One of the primary themes that emerges in the Essais is Montaigne's deep distrust of dogmatic thinking. He rejects the belief in dogma for dogma's sake, stressing that one must always be skeptical and analytical so as to be able to tell the difference between what is true and what is not. His skepticism is best expressed in the long essay "An Apology for Raymond Sebond" (Book 2, Chapter 12) which has frequently been published separately. In the "Apology," Montaigne argues that we cannot trust our reasoning because thoughts just occur to us; we don't truly control them. We do not, he argues strongly, have good reasons to consider ourselves superior to the animals. Throughout the "Apology" Montaigne repeats the question "What do I know?." He addresses the epistemological question: what is it possible for one to know, and how can you be really sure that you know what you think you know? The question, and its implications, have become a sort of motto for Montaigne; at bottom, all of the Essais are concerned with the epistemological problem of how one obtains knowledge. Montaigne's approach is a simple one, yet it is remarkably effective and remains refreshingly new: all the subject can ever be certain of is what comes from the subject; therefore, Montaigne attempts in essay after essay to begin from his own observations-it is only through utmost concentration beginning from ones own thoughts and perceptions that any truth can ever arrive.
This attitude, for which Montaigne received much criticism in his own time, has become one of the defining principles of The Enlightenment and Montaigne's ideas, as well as his forthright style, would have a tremendous influence on essayists and writers of the nineteenth- and twentieth-centuries the world over.
Related writers and influence
Among the thinkers exploring similar ideas, one can mention Erasmus, Thomas More, and Guillaume Budé, all working about 50 years before Montaigne.
Montaigne's book of essays is one of the few books that scholars can confirm Shakespeare had in his library, and his great essay "On Cannibals" is seen as a direct source for "The Tempest."
Much of Blaise Pascal's skepticism in his Pensées was a result of reading Montaigne, and his influence is also seen in the essays of Ralph Waldo Emerson.
Friedrich Nietzsche was moved to judge of Montaigne: "That such a man wrote has truly augmented the joy of living on this Earth." (from "Schopenhauer as Educator")
All links retrieved October 2, 2018.
- Works by Michel de Montaigne.

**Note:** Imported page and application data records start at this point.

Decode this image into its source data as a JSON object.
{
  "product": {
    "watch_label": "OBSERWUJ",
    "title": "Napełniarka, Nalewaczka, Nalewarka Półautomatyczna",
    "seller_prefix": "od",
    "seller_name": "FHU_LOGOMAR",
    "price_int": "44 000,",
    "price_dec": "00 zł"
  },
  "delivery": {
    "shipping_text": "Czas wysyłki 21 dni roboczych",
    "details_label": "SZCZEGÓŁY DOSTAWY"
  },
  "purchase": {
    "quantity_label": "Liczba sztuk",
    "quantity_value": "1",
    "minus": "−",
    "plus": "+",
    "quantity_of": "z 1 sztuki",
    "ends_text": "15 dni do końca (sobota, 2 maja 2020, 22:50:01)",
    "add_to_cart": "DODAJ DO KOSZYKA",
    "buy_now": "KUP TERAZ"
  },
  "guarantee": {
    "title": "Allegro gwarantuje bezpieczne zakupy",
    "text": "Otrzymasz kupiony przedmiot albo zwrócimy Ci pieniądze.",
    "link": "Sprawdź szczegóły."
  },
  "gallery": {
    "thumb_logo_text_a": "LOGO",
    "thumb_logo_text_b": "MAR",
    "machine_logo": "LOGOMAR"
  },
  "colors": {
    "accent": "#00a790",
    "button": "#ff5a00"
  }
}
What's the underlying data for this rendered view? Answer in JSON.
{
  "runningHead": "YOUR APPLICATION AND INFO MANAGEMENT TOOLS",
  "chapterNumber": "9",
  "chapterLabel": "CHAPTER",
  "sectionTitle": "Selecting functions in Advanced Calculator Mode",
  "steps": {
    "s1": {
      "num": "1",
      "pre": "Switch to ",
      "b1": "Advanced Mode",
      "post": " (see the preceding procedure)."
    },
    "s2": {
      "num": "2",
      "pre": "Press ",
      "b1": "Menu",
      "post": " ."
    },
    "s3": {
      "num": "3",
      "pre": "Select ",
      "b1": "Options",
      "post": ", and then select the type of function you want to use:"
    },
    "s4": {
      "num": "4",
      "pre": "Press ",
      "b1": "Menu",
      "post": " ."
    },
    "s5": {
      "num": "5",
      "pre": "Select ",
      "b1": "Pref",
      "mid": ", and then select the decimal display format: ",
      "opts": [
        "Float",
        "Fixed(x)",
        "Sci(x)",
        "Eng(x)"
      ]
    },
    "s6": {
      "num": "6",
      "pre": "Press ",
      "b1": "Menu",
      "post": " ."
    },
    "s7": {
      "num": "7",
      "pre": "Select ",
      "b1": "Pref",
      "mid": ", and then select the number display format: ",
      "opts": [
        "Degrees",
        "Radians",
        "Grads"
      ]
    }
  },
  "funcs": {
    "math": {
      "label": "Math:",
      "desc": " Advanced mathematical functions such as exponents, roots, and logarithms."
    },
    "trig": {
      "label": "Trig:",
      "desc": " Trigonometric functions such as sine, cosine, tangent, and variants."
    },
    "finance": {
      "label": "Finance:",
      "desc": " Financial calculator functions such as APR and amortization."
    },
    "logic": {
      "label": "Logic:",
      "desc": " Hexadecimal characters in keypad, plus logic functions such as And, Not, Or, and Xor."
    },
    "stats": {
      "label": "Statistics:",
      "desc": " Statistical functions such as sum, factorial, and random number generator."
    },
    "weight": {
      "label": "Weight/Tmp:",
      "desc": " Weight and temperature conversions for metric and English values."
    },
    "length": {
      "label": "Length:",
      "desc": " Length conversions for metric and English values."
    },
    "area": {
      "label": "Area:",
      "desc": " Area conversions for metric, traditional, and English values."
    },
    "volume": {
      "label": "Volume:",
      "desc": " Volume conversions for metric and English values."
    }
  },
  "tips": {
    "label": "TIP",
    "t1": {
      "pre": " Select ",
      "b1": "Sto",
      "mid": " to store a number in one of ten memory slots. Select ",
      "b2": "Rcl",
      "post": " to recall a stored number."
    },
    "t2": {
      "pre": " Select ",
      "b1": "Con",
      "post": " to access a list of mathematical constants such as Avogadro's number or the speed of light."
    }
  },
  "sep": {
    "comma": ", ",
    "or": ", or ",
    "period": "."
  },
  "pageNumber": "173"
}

Project Gutenberg
- Charles Cotton translation of some of Montaigne's essays Project Gutenberg
- Complete, searchable text of the Villey-Saulnier edition from the ARFTL project at the University of Chicago (French)
- The Montaigne Studies Journal at the University of Chicago
- Photos of his chateau, his personal belongings, and a memorial The photograph described as 'Montaigne's grave' is actually a memorial outside the parish church at St Michel de Montaigne, where his heart is preserved.
- Montaigne ein freier mensch (German)
- Biographie et citations de Montaigne (French)